### How to complete this task
Only the lines that contain the string "meta" belong in the answer; pull them from the records.

### Source data
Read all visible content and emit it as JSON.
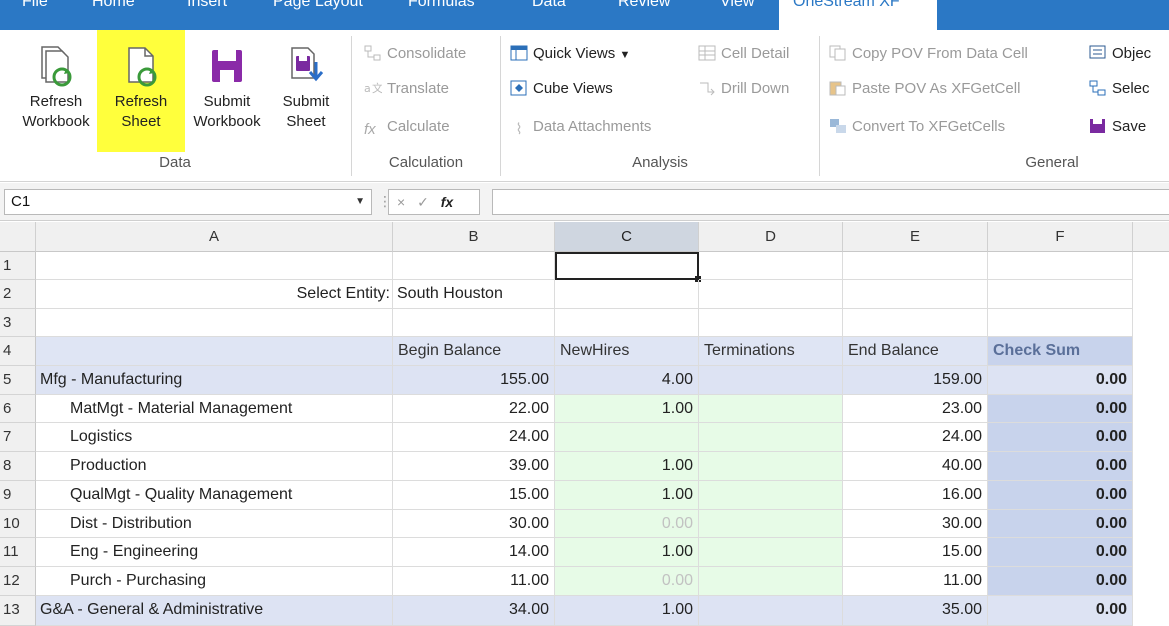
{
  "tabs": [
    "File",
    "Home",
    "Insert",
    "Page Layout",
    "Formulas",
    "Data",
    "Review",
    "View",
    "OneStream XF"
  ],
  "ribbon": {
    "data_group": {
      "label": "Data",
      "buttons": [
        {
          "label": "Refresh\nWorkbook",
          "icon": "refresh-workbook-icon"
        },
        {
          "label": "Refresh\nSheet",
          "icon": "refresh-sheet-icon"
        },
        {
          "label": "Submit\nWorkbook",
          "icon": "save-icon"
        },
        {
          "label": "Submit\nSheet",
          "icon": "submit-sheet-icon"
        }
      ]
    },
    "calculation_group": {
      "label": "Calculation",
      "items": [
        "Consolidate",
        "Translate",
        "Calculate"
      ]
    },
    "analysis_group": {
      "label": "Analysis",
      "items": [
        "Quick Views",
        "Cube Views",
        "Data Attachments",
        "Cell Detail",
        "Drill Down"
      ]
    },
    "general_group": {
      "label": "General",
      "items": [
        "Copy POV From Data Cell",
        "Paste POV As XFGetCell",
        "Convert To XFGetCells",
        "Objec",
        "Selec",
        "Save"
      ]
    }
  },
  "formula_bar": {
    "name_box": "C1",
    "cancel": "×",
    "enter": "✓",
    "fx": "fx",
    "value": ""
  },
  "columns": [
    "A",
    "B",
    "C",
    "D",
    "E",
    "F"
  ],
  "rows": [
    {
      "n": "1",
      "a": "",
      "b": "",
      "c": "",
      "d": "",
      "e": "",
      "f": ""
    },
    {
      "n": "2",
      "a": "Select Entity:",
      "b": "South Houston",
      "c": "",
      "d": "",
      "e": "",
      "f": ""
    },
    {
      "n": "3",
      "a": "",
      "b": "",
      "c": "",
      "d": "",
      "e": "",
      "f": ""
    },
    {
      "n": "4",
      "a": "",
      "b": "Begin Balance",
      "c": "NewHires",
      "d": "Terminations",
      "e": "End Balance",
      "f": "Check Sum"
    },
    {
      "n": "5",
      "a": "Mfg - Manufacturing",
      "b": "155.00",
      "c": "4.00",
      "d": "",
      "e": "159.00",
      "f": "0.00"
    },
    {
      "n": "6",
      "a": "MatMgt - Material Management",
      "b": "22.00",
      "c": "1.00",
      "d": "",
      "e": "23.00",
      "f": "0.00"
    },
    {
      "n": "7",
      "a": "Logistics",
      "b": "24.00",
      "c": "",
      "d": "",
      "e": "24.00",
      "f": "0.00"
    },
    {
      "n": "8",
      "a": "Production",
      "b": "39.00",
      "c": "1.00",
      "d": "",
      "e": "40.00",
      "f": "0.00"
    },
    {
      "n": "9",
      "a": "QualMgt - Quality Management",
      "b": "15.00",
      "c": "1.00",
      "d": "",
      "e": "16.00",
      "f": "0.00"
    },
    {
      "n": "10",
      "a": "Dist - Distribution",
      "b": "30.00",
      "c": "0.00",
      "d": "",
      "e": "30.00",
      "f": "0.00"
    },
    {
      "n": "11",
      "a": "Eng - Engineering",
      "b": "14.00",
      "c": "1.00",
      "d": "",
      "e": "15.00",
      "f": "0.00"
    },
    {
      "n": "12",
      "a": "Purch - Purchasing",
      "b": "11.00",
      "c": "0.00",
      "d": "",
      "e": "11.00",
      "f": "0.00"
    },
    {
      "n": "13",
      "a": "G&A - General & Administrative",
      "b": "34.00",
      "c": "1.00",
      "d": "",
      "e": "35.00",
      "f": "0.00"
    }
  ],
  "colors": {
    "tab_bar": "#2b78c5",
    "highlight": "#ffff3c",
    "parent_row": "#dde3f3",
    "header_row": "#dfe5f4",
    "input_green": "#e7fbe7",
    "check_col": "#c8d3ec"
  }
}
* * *
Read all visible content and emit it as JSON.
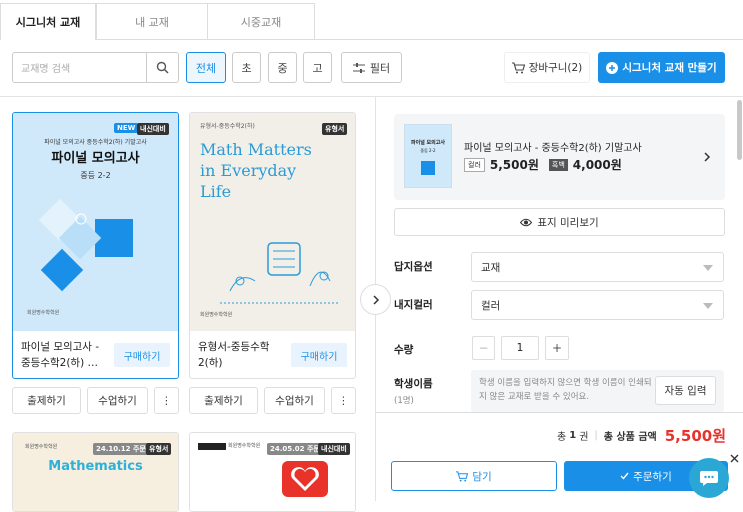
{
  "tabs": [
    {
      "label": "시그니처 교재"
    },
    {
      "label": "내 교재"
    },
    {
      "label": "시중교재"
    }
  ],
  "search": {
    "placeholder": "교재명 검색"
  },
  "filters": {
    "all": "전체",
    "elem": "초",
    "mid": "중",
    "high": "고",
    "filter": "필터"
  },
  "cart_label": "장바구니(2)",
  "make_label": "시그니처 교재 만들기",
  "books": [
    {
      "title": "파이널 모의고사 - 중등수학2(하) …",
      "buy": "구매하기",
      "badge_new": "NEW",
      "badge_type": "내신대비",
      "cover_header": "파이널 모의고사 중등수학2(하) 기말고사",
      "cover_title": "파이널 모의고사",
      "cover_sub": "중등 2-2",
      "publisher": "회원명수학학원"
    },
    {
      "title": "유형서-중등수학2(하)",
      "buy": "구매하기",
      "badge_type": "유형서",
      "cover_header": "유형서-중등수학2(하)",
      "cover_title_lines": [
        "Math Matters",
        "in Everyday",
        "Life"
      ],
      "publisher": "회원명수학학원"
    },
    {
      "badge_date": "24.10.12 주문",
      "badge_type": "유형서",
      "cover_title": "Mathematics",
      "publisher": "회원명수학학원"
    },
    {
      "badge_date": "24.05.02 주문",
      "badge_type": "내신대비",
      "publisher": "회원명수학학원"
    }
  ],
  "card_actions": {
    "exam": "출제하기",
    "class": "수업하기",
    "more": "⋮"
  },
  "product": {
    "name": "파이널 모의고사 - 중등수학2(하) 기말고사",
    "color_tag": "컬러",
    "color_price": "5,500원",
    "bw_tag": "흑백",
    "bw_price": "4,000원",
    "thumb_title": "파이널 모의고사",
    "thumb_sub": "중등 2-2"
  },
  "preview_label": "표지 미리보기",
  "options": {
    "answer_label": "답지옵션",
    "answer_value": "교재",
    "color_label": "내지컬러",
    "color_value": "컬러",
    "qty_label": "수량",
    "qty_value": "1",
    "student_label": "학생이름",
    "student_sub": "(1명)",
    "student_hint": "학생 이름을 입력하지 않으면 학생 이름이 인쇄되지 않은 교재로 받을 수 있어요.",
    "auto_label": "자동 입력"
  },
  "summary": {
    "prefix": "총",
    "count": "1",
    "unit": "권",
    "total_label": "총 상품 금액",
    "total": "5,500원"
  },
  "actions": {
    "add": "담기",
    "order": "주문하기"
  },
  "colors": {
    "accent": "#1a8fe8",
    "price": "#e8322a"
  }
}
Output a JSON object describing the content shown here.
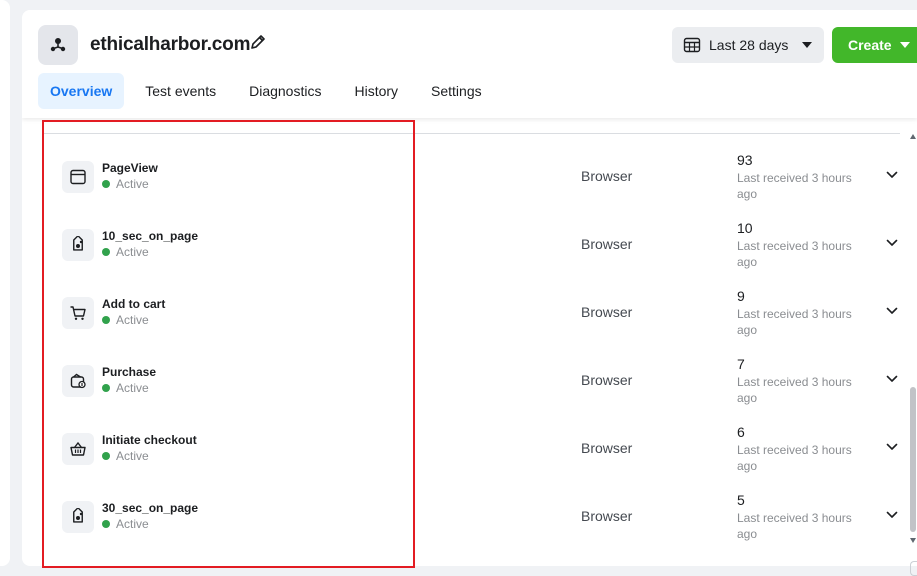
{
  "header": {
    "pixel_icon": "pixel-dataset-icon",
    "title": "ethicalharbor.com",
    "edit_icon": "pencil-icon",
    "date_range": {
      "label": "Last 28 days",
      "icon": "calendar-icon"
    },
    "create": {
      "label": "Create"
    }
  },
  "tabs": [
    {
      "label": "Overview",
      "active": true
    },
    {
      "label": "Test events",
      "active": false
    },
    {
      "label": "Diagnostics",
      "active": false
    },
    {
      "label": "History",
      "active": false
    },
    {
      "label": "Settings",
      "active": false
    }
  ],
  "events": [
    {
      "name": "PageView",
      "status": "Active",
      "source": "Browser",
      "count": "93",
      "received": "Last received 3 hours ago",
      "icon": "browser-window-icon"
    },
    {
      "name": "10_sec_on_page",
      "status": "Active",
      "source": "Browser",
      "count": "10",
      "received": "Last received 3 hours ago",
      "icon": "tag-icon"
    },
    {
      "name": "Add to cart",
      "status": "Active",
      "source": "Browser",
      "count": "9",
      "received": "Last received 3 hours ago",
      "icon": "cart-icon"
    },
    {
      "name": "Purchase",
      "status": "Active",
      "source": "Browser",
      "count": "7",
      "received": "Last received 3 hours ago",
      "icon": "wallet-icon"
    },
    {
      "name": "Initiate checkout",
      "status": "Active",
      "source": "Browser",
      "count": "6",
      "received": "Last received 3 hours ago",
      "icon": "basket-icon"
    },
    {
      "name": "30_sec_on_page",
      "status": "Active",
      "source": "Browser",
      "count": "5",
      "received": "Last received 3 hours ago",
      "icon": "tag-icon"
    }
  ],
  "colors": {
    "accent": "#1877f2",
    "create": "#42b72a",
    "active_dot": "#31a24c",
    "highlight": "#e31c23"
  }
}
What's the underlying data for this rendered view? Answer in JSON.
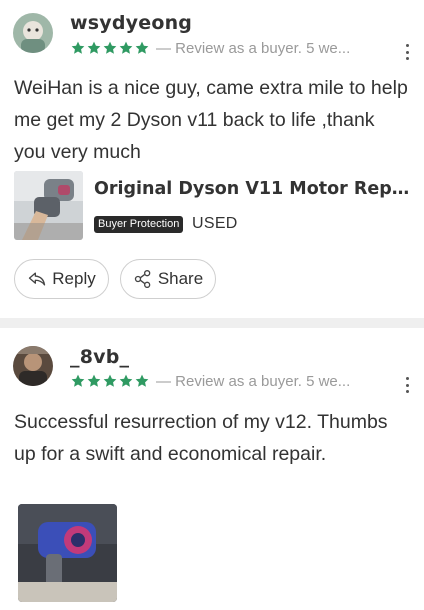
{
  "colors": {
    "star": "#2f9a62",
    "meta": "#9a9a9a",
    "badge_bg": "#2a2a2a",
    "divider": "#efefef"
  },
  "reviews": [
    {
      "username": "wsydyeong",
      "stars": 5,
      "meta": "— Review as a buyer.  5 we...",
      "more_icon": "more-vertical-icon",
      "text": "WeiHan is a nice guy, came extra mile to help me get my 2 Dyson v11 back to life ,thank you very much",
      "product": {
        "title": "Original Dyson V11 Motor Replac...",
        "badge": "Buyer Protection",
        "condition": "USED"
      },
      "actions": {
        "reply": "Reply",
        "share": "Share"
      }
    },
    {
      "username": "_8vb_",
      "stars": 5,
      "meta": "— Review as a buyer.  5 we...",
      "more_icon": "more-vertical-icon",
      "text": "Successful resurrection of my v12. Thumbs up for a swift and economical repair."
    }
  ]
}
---
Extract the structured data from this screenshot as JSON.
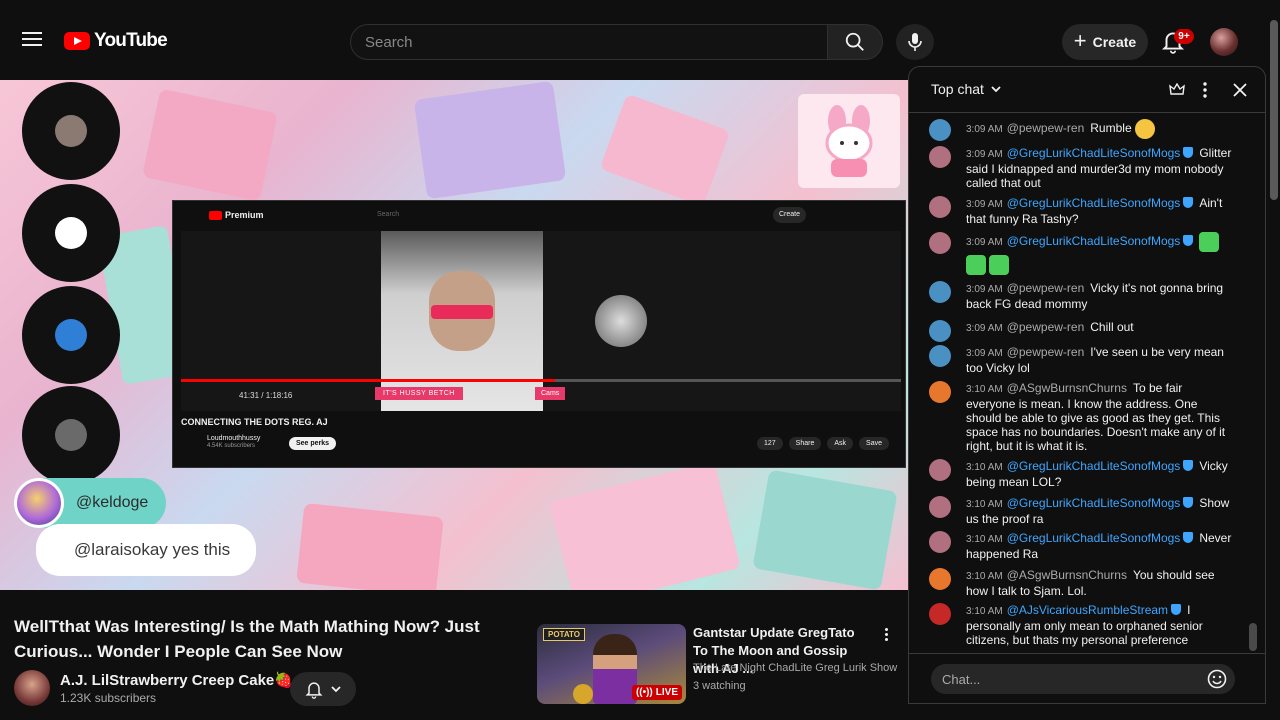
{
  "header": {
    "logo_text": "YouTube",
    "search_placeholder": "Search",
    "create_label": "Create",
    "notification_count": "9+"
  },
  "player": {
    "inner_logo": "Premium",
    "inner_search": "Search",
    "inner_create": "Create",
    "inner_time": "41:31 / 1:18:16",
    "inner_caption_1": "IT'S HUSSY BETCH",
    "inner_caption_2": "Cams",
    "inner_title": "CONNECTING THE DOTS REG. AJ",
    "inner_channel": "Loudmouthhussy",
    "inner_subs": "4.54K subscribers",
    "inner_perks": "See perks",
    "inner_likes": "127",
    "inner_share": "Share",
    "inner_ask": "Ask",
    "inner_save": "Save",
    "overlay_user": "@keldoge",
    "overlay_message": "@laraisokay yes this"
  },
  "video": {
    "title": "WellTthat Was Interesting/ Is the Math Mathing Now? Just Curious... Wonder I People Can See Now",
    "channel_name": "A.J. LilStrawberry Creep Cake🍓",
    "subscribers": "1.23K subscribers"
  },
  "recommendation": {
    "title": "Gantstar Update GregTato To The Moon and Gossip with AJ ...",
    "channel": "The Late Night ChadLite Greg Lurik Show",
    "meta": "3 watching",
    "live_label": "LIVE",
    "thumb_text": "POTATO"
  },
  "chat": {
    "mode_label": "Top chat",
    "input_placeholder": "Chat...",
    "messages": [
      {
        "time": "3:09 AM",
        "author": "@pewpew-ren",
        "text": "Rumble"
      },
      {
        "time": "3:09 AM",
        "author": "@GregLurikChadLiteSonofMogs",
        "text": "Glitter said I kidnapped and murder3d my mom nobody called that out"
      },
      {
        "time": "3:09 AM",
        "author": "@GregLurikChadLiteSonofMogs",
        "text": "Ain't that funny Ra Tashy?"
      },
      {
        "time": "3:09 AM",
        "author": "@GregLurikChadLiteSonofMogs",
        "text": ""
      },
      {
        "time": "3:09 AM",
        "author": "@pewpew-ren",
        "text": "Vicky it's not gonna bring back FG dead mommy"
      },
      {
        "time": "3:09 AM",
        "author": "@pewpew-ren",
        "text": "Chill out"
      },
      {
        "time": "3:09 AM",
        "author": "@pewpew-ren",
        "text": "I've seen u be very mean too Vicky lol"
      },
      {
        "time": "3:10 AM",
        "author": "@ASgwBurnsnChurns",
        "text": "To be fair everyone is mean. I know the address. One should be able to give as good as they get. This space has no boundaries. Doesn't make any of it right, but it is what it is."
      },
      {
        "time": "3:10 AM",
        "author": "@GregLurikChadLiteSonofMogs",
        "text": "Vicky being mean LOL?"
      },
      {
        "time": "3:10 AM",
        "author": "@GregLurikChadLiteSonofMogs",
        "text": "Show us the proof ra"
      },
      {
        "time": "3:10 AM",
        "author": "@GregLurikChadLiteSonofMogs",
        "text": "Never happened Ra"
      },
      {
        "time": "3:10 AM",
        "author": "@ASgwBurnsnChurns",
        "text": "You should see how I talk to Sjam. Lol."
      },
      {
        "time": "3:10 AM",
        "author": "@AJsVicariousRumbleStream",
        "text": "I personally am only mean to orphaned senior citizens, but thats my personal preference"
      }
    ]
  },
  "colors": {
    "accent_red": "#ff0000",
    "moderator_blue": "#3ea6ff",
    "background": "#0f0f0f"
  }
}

### Written response
    "meta": "#9a9a9a",
      "meta": "— Review as a buyer.  5 we...",
      "meta": "— Review as a buyer.  5 we...",
    "meta": "3 watching",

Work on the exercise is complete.